As April’s Cybersecurity Awareness month ends, the University of Calgary’s Information Technologies (IT) team wants to equip you with a few tips to stay cybersecure all year round. Even though online criminals see staff, students and researchers as prime targets for cyberattacks, there are many ways you can protect yourself.
What is phishing?
Phishing is an impersonation of a corporation, institution or person with the intent to gain access to personal or financial information or access to private data and systems. While some phishing (and its text equivalent, “smishing”) is easy to spot, the most sophisticated attacks are almost indistinguishable from UCalgary’s own internal emails.
These messages often contain a sense of urgency, prompting you to react quickly instead of giving the email a careful review to ensure its validity. Once you have clicked on a fraudulent link or downloaded a false document, the criminal can use their access to not only steal your information, but also use your accounts to trick your contacts into doing the same.
UCalgary has email protection technology that blocks millions of spam and phishing messages per month.

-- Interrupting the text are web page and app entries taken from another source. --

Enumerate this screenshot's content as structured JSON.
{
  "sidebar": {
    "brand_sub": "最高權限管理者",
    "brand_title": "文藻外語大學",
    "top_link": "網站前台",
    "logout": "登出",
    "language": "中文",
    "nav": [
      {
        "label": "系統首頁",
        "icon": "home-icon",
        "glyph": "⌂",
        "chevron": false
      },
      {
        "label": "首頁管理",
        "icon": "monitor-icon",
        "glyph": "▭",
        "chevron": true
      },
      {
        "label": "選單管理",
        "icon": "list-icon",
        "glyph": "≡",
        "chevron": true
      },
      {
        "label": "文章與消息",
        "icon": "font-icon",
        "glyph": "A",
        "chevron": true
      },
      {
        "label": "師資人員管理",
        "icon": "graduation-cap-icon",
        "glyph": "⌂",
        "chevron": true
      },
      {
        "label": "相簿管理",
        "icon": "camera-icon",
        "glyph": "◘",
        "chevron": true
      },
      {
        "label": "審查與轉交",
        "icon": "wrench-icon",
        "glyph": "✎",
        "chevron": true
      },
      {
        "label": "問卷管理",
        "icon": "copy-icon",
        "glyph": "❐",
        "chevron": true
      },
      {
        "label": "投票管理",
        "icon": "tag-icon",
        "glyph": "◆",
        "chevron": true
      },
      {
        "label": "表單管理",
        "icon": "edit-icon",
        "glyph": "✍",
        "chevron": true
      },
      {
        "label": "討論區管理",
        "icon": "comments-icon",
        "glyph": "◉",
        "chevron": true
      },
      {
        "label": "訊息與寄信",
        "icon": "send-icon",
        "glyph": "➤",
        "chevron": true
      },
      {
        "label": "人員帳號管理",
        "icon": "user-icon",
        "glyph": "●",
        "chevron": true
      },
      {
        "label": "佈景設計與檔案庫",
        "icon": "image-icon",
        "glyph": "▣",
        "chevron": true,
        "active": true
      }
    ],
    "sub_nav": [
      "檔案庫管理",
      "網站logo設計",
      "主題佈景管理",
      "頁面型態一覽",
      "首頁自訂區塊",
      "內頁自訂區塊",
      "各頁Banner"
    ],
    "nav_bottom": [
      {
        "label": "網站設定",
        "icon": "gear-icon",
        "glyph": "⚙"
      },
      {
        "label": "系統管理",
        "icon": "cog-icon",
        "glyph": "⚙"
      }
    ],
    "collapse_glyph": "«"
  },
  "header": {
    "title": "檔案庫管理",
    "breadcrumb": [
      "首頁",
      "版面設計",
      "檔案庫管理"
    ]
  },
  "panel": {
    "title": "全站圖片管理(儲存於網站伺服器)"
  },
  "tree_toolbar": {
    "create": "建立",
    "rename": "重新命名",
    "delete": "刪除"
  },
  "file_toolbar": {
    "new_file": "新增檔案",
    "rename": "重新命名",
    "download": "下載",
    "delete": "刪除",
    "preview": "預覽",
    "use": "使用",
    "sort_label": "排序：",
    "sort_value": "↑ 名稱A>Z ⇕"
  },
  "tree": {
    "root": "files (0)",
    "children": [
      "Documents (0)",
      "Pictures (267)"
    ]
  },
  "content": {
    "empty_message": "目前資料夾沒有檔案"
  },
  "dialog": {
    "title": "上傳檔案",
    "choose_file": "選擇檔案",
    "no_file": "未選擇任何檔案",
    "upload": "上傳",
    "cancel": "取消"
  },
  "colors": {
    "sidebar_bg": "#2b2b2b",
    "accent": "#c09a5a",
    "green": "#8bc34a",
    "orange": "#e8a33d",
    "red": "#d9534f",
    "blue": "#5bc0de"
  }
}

However, even with the best technology, some emails can slip through. This is why it’s so important that the UCalgary community knows what to look for.
Clues you’re being duped
- Unibersity of Calgarry: Fake or suspicious company or organization
- From Dr. Ed Macaulay Culkan: Unknown or suspicious sender.
- To Rex: You do not match the intended recipient.
- Look at this: Vague subject line.
- This is vital, crucial, and critical: Repeating patterns or other signs of made-up details.
- You haz been hacked: Misspelt words or confusing grammar.
- Faculty of Modern Karts: Group or team that does not exist.
- I need your help now!: A sense of urgency, especially around logging in.
- www.thisisaboguswebsite.com: Suspicious links.
- 1-800-bigscam: Wrong or suspicious phone number.
How to protect yourself from phishing
So, you think something is off about an email you received — what should you do?
- Report suspected phishing attempts to IT by either:
- Right-clicking on an email, choosing security options, then phishing
- or save and forward the email as an attachment to email@example.com
- Delete and do not respond to suspicious emails.
- Never email personal or financial information like passwords or credit card details.
- Do not click on links in an email claiming to bring you to a secure site.
- Stop ignoring those notifications that your computer or other devices need to update — the latest version of software will have the most effective protection from attacks.
IT has an Introduction to Phishing course on Enterprise Learning Management for staff who want to learn more about phishing.
The best way to combat cyberthreats is to be aware of them and to understand the importance of cybersecurity. All members of the UCalgary community can help keep us all safe by doing their part to remain cybersecure. Part of that responsibility is to maintain good password practices; back up your data regularly; ensure your devices, applications and operating systems (Microsoft Windows, Apple OS, Linux) stay patched and up to date; and consider the privacy levels of the data you’re working with (and contact the FOIP office if you have concerns), along with following other cybersecurity best practices.
For a full list of things you can do and resources you can use to stay cybersafe, check out our Top 10 Cybersecurity Tips page, and contact IT services through UService or with a ServiceNow ticket if you have any concerns.